# Is it possible that Atomic Electron Probability Density is a result of Heat?

The Schrödinger Equation provides a Probability Density map of the atom. In light of that, are either of the following possible:

1. The orbital/electron cloud converges to a 2d surface without heat (absolute zero)?
2. heat is responsible for the probability density variation from the above smooth surface?

I have taken two calculus based physics, and Modern Physics with the Schrödinger equation, Heisenberg Uncertainty Principle, Etc.

-

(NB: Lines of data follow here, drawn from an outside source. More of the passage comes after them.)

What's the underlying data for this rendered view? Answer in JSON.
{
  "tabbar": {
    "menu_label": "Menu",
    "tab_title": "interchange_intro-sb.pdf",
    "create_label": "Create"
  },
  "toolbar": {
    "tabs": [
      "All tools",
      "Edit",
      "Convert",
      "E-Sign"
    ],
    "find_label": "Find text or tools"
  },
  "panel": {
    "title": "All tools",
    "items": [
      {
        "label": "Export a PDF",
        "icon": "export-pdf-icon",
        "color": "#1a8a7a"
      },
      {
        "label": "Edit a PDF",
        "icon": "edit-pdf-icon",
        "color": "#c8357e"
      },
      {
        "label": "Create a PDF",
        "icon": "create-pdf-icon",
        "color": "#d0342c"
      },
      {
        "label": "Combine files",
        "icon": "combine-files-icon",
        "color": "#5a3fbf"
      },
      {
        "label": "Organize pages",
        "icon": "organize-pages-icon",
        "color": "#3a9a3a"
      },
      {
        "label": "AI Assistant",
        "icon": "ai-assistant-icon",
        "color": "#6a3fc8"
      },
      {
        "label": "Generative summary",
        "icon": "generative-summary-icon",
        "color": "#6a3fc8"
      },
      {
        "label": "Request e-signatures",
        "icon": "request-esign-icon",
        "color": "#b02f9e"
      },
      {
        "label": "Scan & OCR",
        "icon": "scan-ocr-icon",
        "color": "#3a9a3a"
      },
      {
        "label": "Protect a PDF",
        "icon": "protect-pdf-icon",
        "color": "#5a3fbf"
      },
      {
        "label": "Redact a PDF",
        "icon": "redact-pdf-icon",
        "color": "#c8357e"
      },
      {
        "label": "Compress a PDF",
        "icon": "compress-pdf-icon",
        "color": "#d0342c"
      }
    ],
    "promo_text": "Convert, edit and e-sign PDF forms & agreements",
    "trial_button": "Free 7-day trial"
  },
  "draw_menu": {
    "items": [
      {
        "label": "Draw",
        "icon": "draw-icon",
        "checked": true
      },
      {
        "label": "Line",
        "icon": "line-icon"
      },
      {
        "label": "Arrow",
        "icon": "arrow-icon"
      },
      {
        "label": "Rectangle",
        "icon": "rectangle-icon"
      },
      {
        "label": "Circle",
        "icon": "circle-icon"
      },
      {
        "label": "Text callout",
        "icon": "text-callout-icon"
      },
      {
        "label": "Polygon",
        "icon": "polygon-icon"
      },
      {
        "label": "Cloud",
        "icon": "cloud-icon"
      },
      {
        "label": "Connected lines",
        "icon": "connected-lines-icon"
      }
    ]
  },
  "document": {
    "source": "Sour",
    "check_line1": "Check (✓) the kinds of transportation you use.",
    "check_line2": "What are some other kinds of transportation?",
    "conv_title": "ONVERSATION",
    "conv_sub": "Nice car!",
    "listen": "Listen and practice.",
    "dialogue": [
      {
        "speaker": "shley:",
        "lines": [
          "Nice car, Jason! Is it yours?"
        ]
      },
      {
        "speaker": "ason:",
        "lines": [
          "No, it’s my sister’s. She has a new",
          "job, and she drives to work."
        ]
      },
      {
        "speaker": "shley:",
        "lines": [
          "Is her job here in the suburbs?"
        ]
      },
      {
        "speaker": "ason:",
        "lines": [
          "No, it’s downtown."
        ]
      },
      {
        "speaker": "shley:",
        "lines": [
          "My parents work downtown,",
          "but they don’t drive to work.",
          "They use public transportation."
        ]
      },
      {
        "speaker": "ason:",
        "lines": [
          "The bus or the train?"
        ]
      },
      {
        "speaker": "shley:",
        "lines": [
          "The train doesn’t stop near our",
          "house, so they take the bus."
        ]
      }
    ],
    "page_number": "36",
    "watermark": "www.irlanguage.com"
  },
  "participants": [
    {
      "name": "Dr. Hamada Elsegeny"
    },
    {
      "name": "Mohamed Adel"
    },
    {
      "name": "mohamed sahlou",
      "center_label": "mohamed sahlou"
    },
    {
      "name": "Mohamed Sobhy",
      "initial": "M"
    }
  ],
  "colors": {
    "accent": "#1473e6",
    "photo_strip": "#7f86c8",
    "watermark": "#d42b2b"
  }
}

1.) No. All the calculations one does in elementary quantum mechanics courses are at zero temperature. If they were at a finite temperature, you could never reliably say what quantum mechanical state your system is in; it would always be in an ensemble of different states. Since the ground-state wavefunction and ground-state density is not a 2d surface, you don't get one at $T = 0$.
2.) No. At zero temperature, the probability density of your electron is given by the ground state wavefunction: $$\varrho(x) = \psi_0^*(x) \psi_0(x)$$ At finite temperature, your system is best described by an ensemble of states. Basically, you get $$\varrho(x) = \sum_i p_i \psi_i^*(x) \psi_i(x)$$ where $p_i$ is the ensemble-probability for your system to be in state $\psi_i(x)$. For a canonical ensemble, for example, you have $p_i \sim e^{-E_i/kT}$ if your $\psi_i(x)$ are the energy-eigenstates with eigenenergies $E_i$.
The same is true for any other expectation value: $$\langle \hat A \rangle = \sum_i p_i \langle \psi_i | \hat A | \psi_i \rangle$$ Note the two different expectation value here: One is $\langle \psi_i | \hat A | \psi_i \rangle$, the quantum mechanical expectation value of $\hat A$ when the system is in state $| \psi_i \rangle$. The sum over these, together with the $p_i$, then gives the thermodynamic expectation value